Start of Supplied material
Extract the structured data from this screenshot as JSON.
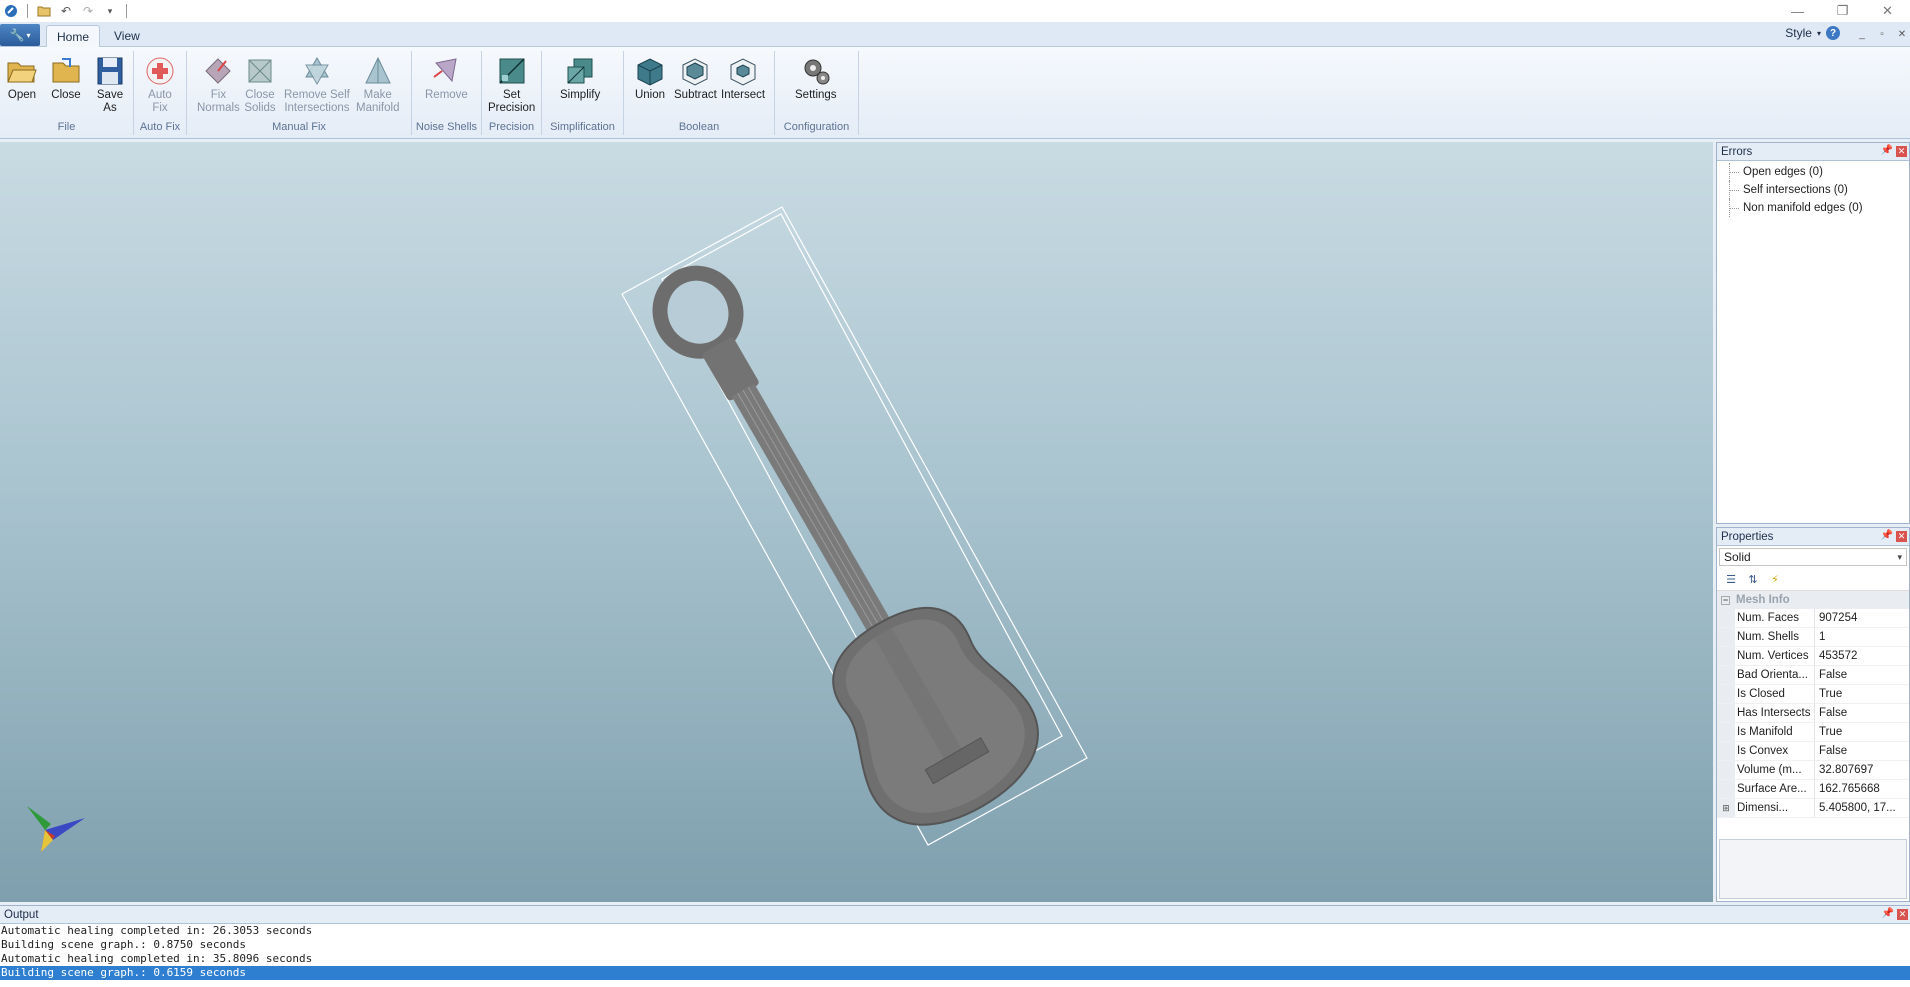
{
  "titlebar": {
    "quick_access": [
      "app-icon",
      "open-icon",
      "undo-icon",
      "redo-icon",
      "customize-icon"
    ],
    "controls": [
      "minimize",
      "restore",
      "close"
    ]
  },
  "tabs": [
    {
      "label": "Home",
      "active": true
    },
    {
      "label": "View",
      "active": false
    }
  ],
  "style_menu": {
    "label": "Style"
  },
  "ribbon": {
    "groups": [
      {
        "label": "File",
        "buttons": [
          "Open",
          "Close",
          "Save\nAs"
        ]
      },
      {
        "label": "Auto Fix",
        "buttons": [
          "Auto\nFix"
        ]
      },
      {
        "label": "Manual Fix",
        "buttons": [
          "Fix\nNormals",
          "Close\nSolids",
          "Remove Self\nIntersections",
          "Make\nManifold"
        ]
      },
      {
        "label": "Noise Shells",
        "buttons": [
          "Remove"
        ]
      },
      {
        "label": "Precision",
        "buttons": [
          "Set\nPrecision"
        ]
      },
      {
        "label": "Simplification",
        "buttons": [
          "Simplify"
        ]
      },
      {
        "label": "Boolean",
        "buttons": [
          "Union",
          "Subtract",
          "Intersect"
        ]
      },
      {
        "label": "Configuration",
        "buttons": [
          "Settings"
        ]
      }
    ],
    "labels": {
      "open": "Open",
      "close": "Close",
      "save1": "Save",
      "save2": "As",
      "autofix1": "Auto",
      "autofix2": "Fix",
      "fixnormals1": "Fix",
      "fixnormals2": "Normals",
      "closesolids1": "Close",
      "closesolids2": "Solids",
      "removeself1": "Remove Self",
      "removeself2": "Intersections",
      "manifold1": "Make",
      "manifold2": "Manifold",
      "remove": "Remove",
      "precision1": "Set",
      "precision2": "Precision",
      "simplify": "Simplify",
      "union": "Union",
      "subtract": "Subtract",
      "intersect": "Intersect",
      "settings": "Settings",
      "g_file": "File",
      "g_autofix": "Auto Fix",
      "g_manualfix": "Manual Fix",
      "g_noise": "Noise Shells",
      "g_precision": "Precision",
      "g_simplification": "Simplification",
      "g_boolean": "Boolean",
      "g_config": "Configuration"
    }
  },
  "viewport": {
    "model": "guitar-model",
    "background_top": "#c9dbe3",
    "background_bottom": "#7f9fae"
  },
  "errors_panel": {
    "title": "Errors",
    "items": [
      "Open edges (0)",
      "Self intersections (0)",
      "Non manifold edges (0)"
    ]
  },
  "properties_panel": {
    "title": "Properties",
    "selected": "Solid",
    "category": "Mesh Info",
    "rows": [
      {
        "name": "Num. Faces",
        "value": "907254"
      },
      {
        "name": "Num. Shells",
        "value": "1"
      },
      {
        "name": "Num. Vertices",
        "value": "453572"
      },
      {
        "name": "Bad Orienta...",
        "value": "False"
      },
      {
        "name": "Is Closed",
        "value": "True"
      },
      {
        "name": "Has Intersects",
        "value": "False"
      },
      {
        "name": "Is Manifold",
        "value": "True"
      },
      {
        "name": "Is Convex",
        "value": "False"
      },
      {
        "name": "Volume (m...",
        "value": "32.807697"
      },
      {
        "name": "Surface Are...",
        "value": "162.765668"
      },
      {
        "name": "Dimensi...",
        "value": "5.405800, 17..."
      }
    ]
  },
  "output_panel": {
    "title": "Output",
    "lines": [
      "Automatic healing completed in: 26.3053 seconds",
      "Building scene graph.: 0.8750 seconds",
      "Automatic healing completed in: 35.8096 seconds",
      "Building scene graph.: 0.6159 seconds"
    ],
    "selected_line": 3
  },
  "colors": {
    "ribbon_bg": "#e4ecf6",
    "accent": "#2f7fd1",
    "close_red": "#d9534f"
  }
}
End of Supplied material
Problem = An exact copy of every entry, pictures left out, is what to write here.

Answer for this exercise =
Extract the structured data from this screenshot as JSON.
{
  "titlebar": {
    "quick_access": [
      "app-icon",
      "open-icon",
      "undo-icon",
      "redo-icon",
      "customize-icon"
    ],
    "controls": [
      "minimize",
      "restore",
      "close"
    ]
  },
  "tabs": [
    {
      "label": "Home",
      "active": true
    },
    {
      "label": "View",
      "active": false
    }
  ],
  "style_menu": {
    "label": "Style"
  },
  "ribbon": {
    "groups": [
      {
        "label": "File",
        "buttons": [
          "Open",
          "Close",
          "Save\nAs"
        ]
      },
      {
        "label": "Auto Fix",
        "buttons": [
          "Auto\nFix"
        ]
      },
      {
        "label": "Manual Fix",
        "buttons": [
          "Fix\nNormals",
          "Close\nSolids",
          "Remove Self\nIntersections",
          "Make\nManifold"
        ]
      },
      {
        "label": "Noise Shells",
        "buttons": [
          "Remove"
        ]
      },
      {
        "label": "Precision",
        "buttons": [
          "Set\nPrecision"
        ]
      },
      {
        "label": "Simplification",
        "buttons": [
          "Simplify"
        ]
      },
      {
        "label": "Boolean",
        "buttons": [
          "Union",
          "Subtract",
          "Intersect"
        ]
      },
      {
        "label": "Configuration",
        "buttons": [
          "Settings"
        ]
      }
    ],
    "labels": {
      "open": "Open",
      "close": "Close",
      "save1": "Save",
      "save2": "As",
      "autofix1": "Auto",
      "autofix2": "Fix",
      "fixnormals1": "Fix",
      "fixnormals2": "Normals",
      "closesolids1": "Close",
      "closesolids2": "Solids",
      "removeself1": "Remove Self",
      "removeself2": "Intersections",
      "manifold1": "Make",
      "manifold2": "Manifold",
      "remove": "Remove",
      "precision1": "Set",
      "precision2": "Precision",
      "simplify": "Simplify",
      "union": "Union",
      "subtract": "Subtract",
      "intersect": "Intersect",
      "settings": "Settings",
      "g_file": "File",
      "g_autofix": "Auto Fix",
      "g_manualfix": "Manual Fix",
      "g_noise": "Noise Shells",
      "g_precision": "Precision",
      "g_simplification": "Simplification",
      "g_boolean": "Boolean",
      "g_config": "Configuration"
    }
  },
  "viewport": {
    "model": "guitar-model",
    "background_top": "#c9dbe3",
    "background_bottom": "#7f9fae"
  },
  "errors_panel": {
    "title": "Errors",
    "items": [
      "Open edges (0)",
      "Self intersections (0)",
      "Non manifold edges (0)"
    ]
  },
  "properties_panel": {
    "title": "Properties",
    "selected": "Solid",
    "category": "Mesh Info",
    "rows": [
      {
        "name": "Num. Faces",
        "value": "907254"
      },
      {
        "name": "Num. Shells",
        "value": "1"
      },
      {
        "name": "Num. Vertices",
        "value": "453572"
      },
      {
        "name": "Bad Orienta...",
        "value": "False"
      },
      {
        "name": "Is Closed",
        "value": "True"
      },
      {
        "name": "Has Intersects",
        "value": "False"
      },
      {
        "name": "Is Manifold",
        "value": "True"
      },
      {
        "name": "Is Convex",
        "value": "False"
      },
      {
        "name": "Volume (m...",
        "value": "32.807697"
      },
      {
        "name": "Surface Are...",
        "value": "162.765668"
      },
      {
        "name": "Dimensi...",
        "value": "5.405800, 17..."
      }
    ]
  },
  "output_panel": {
    "title": "Output",
    "lines": [
      "Automatic healing completed in: 26.3053 seconds",
      "Building scene graph.: 0.8750 seconds",
      "Automatic healing completed in: 35.8096 seconds",
      "Building scene graph.: 0.6159 seconds"
    ],
    "selected_line": 3
  },
  "colors": {
    "ribbon_bg": "#e4ecf6",
    "accent": "#2f7fd1",
    "close_red": "#d9534f"
  }
}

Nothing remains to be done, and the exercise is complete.